Work task. From the records below, take each line where the string "склад" shows up and copy it.

Input material.
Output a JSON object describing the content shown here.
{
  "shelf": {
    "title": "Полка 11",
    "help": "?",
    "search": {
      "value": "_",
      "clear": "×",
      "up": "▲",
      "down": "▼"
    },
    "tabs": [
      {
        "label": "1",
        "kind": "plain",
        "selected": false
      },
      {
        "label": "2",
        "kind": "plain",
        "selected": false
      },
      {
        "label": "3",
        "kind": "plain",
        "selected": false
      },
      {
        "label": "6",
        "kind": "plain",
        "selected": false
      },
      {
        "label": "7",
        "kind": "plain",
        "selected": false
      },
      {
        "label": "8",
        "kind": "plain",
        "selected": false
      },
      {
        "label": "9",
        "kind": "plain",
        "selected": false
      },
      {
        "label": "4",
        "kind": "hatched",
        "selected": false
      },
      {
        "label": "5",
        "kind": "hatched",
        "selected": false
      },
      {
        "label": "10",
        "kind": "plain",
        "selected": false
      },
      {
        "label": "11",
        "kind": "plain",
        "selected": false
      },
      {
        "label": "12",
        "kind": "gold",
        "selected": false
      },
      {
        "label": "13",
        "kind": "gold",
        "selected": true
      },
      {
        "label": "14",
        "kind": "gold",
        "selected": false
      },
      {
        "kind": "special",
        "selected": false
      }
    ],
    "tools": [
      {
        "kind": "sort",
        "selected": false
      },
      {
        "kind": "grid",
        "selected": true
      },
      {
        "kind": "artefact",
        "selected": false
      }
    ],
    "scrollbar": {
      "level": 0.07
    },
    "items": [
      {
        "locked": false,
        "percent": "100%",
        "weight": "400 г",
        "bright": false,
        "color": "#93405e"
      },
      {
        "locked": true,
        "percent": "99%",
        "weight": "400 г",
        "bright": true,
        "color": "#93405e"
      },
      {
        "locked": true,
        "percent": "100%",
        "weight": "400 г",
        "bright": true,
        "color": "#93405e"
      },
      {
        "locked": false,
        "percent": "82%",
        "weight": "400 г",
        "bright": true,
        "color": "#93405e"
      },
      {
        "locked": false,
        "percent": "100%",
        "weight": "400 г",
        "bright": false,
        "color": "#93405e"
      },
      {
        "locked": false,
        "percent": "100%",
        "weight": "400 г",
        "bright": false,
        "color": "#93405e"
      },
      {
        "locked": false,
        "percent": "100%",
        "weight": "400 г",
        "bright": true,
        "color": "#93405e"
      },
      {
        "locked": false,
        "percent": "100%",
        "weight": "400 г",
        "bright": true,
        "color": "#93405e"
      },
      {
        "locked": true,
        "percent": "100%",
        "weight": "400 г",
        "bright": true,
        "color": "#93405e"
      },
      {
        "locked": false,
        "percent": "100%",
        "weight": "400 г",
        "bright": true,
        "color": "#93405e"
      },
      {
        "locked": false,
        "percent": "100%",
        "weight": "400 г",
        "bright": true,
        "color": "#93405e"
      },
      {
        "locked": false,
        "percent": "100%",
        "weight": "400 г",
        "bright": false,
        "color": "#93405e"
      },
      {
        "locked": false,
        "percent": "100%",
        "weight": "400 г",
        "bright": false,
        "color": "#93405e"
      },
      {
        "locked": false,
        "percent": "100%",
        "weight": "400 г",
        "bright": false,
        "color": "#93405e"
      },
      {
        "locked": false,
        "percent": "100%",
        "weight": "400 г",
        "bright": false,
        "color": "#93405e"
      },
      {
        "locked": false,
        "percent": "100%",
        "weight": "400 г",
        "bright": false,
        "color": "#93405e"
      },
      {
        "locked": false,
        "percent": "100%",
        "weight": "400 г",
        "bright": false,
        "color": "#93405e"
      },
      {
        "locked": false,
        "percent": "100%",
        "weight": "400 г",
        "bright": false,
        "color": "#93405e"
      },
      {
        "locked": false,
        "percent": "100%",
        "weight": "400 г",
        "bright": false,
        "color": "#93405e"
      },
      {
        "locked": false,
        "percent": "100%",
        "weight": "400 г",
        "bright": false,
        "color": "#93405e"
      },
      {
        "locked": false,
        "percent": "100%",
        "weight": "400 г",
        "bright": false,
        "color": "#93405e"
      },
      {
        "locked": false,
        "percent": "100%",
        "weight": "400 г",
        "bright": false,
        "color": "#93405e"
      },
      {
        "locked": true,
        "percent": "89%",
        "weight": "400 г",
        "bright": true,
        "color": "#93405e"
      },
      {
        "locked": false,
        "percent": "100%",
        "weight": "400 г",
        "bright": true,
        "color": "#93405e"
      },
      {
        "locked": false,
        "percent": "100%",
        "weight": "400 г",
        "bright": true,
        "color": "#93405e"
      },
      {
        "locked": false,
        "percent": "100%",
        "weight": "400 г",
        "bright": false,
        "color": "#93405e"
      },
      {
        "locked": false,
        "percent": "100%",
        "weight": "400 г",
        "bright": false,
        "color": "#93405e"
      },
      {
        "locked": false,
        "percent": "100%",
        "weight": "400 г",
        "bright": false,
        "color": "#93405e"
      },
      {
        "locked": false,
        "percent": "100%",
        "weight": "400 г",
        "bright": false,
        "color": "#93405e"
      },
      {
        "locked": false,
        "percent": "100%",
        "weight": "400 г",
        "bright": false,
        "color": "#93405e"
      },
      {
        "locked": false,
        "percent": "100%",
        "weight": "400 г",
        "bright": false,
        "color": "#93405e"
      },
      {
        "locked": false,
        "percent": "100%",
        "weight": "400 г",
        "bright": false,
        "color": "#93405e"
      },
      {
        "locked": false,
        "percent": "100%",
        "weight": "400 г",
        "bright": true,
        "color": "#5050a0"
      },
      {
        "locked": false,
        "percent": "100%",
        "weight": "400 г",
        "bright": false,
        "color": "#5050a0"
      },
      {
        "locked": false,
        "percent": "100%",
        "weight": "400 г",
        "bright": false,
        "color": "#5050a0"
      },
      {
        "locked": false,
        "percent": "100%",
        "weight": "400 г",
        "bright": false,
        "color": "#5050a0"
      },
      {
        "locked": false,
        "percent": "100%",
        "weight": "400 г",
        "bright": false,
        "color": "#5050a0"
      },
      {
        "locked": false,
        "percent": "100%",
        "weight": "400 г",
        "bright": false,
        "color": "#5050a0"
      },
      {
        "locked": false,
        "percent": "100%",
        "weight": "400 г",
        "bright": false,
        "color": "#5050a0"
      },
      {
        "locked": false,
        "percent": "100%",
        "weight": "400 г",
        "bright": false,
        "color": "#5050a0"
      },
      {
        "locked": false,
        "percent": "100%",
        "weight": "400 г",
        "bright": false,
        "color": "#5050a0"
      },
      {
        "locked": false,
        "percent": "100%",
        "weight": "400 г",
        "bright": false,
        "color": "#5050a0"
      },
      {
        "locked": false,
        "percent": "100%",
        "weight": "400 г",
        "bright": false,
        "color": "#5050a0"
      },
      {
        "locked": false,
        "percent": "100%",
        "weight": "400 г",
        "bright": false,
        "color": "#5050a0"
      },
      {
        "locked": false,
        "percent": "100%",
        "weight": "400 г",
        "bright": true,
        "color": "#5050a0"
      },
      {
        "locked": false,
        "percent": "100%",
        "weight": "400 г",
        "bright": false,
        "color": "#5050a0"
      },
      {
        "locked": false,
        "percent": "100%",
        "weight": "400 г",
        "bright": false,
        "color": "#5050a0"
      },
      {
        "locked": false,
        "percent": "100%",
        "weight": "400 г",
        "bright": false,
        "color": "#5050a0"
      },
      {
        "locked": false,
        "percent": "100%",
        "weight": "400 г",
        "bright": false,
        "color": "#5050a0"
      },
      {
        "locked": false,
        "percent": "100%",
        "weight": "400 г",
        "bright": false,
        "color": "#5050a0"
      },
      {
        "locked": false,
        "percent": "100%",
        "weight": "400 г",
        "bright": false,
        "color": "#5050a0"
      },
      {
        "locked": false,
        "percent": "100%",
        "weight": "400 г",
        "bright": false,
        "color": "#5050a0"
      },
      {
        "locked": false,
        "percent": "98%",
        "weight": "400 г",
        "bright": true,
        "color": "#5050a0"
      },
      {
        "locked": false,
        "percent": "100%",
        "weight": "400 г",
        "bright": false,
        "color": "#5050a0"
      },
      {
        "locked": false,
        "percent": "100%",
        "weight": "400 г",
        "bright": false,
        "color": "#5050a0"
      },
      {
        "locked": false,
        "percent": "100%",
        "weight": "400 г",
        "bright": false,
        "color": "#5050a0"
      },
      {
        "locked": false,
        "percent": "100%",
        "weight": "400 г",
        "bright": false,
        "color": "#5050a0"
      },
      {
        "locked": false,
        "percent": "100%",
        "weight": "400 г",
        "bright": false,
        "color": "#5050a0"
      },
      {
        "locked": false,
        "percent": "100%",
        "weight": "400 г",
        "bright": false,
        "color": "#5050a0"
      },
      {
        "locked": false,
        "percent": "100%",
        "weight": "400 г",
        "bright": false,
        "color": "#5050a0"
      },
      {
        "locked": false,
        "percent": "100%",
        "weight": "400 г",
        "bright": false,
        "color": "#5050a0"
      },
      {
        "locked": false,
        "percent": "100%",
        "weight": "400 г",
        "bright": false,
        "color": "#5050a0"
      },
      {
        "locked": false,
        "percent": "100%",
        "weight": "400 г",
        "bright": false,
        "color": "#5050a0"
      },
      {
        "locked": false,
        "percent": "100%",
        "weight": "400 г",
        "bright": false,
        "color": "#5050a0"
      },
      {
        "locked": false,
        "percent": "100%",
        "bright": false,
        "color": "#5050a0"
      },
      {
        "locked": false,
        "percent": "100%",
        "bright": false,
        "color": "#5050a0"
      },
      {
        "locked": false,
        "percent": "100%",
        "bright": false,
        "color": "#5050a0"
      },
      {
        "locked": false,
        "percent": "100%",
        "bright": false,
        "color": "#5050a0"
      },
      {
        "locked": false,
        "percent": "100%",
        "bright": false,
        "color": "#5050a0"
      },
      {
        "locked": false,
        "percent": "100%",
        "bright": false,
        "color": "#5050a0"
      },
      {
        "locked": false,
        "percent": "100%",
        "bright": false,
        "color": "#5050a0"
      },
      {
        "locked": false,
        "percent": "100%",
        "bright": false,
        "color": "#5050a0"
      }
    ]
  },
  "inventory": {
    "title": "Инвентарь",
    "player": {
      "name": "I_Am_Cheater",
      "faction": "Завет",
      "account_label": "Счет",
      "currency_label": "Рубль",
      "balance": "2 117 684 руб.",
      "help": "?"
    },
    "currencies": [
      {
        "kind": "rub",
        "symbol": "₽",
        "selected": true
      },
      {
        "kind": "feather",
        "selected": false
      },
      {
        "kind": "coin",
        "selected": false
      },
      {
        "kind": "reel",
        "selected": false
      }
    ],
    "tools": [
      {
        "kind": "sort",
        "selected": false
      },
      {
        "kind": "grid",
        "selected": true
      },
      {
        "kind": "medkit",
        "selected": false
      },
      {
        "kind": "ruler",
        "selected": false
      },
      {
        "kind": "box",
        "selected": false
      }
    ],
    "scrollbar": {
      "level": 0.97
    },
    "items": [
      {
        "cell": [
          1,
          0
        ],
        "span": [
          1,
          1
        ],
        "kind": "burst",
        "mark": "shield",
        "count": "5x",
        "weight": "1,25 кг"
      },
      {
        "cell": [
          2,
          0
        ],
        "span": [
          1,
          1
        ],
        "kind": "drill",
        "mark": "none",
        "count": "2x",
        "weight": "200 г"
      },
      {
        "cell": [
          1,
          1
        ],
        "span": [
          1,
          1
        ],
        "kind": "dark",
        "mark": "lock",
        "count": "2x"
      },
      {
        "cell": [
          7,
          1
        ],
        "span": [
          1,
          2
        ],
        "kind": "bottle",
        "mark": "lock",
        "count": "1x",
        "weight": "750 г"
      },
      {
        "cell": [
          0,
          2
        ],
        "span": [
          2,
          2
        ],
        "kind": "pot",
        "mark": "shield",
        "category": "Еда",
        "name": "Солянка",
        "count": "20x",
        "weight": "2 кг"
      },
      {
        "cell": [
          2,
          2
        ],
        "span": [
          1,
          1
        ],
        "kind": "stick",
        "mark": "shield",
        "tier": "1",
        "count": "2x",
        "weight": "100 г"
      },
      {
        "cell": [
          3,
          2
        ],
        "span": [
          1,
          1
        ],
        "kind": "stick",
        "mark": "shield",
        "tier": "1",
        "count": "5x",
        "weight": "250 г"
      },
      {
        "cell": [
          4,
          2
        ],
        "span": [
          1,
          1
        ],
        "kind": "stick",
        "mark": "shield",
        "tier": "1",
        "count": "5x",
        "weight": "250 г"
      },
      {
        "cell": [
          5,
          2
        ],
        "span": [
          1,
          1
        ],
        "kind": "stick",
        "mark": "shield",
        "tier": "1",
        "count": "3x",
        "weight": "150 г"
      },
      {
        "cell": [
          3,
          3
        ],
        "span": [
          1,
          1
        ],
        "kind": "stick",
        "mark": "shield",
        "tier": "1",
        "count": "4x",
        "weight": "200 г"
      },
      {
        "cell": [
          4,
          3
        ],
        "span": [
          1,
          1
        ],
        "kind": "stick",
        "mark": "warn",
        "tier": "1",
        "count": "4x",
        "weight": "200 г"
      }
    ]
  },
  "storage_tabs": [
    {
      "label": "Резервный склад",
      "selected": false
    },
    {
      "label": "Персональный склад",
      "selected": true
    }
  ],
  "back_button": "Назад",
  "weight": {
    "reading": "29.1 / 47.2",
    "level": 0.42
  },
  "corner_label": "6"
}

Written solution.
      "label": "Резервный склад",
      "label": "Персональный склад",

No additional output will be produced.